Ethical dimension of humanoids
The symbolic character of human acts points to the archetypal dimension of which the acts are symbols. Every symbol requires an archetype.
The basic idea is that reproducing human symbolic functions is not reproducing human beings that are the archetype. The symbolic capacity of man takes us back to a fundamental concept which is that of free will. Free will is a condition of man which transcends time and space. Any activity that can not be measured in terms of time and space can not be imitated by a machine because it lacks free will as the basis for the symbolic capacity of man. The symbolic capacity is not in the material condition of the language which a humanoid can reproduce, but specifically in the nexus with the significate archetype (free will) which is signified by the symbol.
All these points can be reassumed in the following scheme. I will illustrate both a symbolic use of humanoids and a non symbolic one.
When I listen to a musical composition played by a humanoid, it is through this material element that I am in dialogue with the composer and the engineer. In this case a humanoid is another element in the material realm of the work of art.
An example of an activity that can not be reduced to space and time coordinates is that of a caress. A caress is not simply a sophisticated movement of a hand accompanied by another sophisticated facial movement. A caress is a way of expressing love, and when the recipient is a human person then the act is not duplicable. A caress can not be repeated in exactly the same way, and a human being can receive human caresses forever as they are manifestations of love. How long would a human continue to appreciate a humanoid caress even though the movement is mechanically perfect?
The condition of the symbolic capacity of the humanoid is that it presupposes human free will.
The humanoid then, is the most sophisticated thinking machine able to assist human beings in manifesting themselves, and this is ethically very good, as it suppose a radical increment of human symbolic capacity; humanoids will develop a lot of activities in order to increase the human quality of life and human intersubjectivity. But humanoids can never, and I repeat never, substitute human beings. If you use a humanoid to substitute a specific human action, which has its genesis in free will, then it is ethically incorrect. It is incorrect because the symbolical foundation in free will is lacking.
To conclude, everything that an anthropoid can perform is an extension of the human brain's capacity to support human relationships.

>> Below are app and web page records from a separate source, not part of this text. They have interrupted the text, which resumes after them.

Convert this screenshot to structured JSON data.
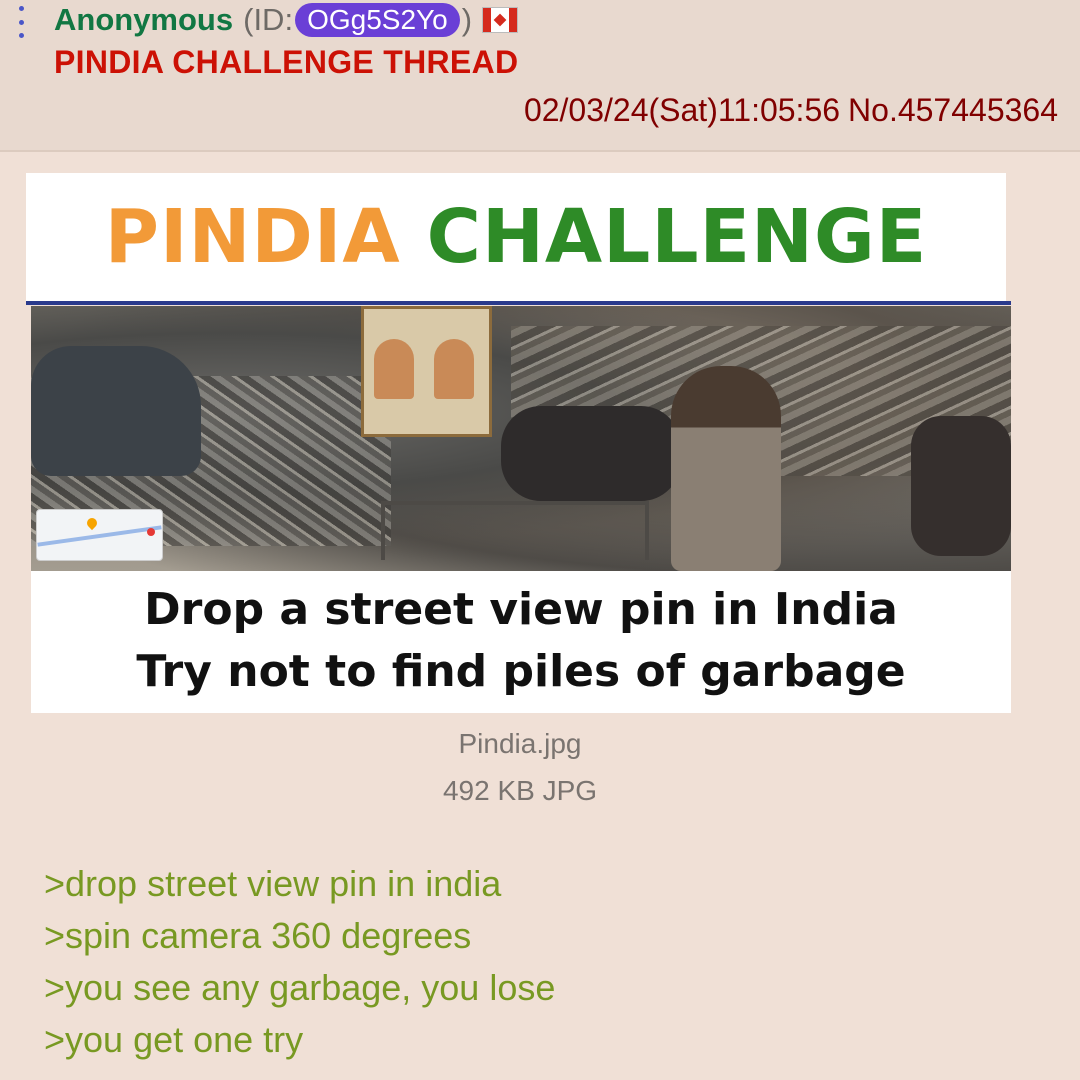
{
  "post": {
    "name": "Anonymous",
    "id_prefix": "(ID:",
    "id": "OGg5S2Yo",
    "id_suffix": ")",
    "flag": "canada-flag",
    "subject": "PINDIA CHALLENGE THREAD",
    "datetime": "02/03/24(Sat)11:05:56",
    "number": "No.457445364"
  },
  "image": {
    "banner_word1": "PINDIA",
    "banner_word2": "CHALLENGE",
    "caption_line1": "Drop a street view pin in India",
    "caption_line2": "Try not to find piles of garbage",
    "file_name": "Pindia.jpg",
    "file_info": "492 KB JPG"
  },
  "greentext": [
    ">drop street view pin in india",
    ">spin camera 360 degrees",
    ">you see any garbage, you lose",
    ">you get one try"
  ],
  "colors": {
    "background": "#f0e0d6",
    "name": "#117743",
    "subject": "#cc1105",
    "meta": "#800000",
    "greentext": "#789922",
    "id_pill": "#6a3fd6",
    "banner_orange": "#f29a38",
    "banner_green": "#2e8b27"
  }
}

When you look at the Sistine Chapel you are in dialogue with Michelangelo. When you shake the hand of a humanoid you are in contact with its creator, the engineer.

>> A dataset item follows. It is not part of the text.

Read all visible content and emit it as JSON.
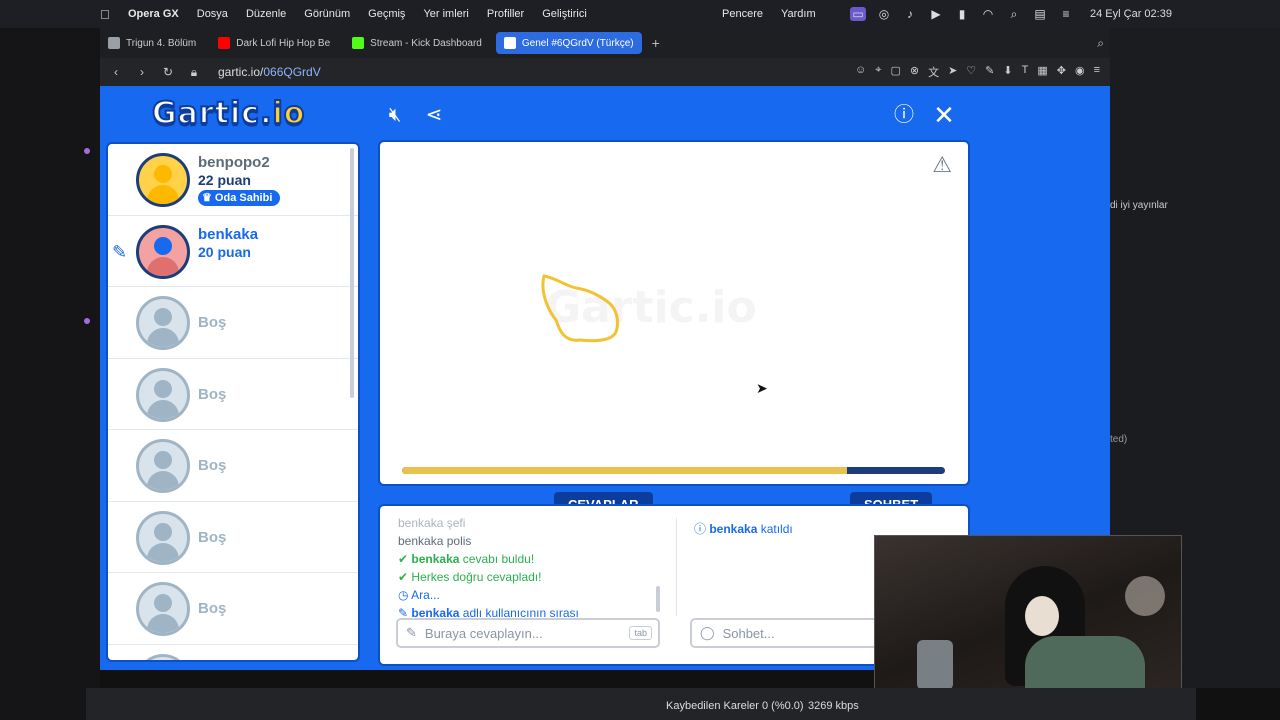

 Relazione nel “Itali-Japan 2001 Workshop: Humanoids – A Techno-Ontological Approach”, Waseda University, Tokyo 21 Novembre 2001. (testo dell'intervento orale).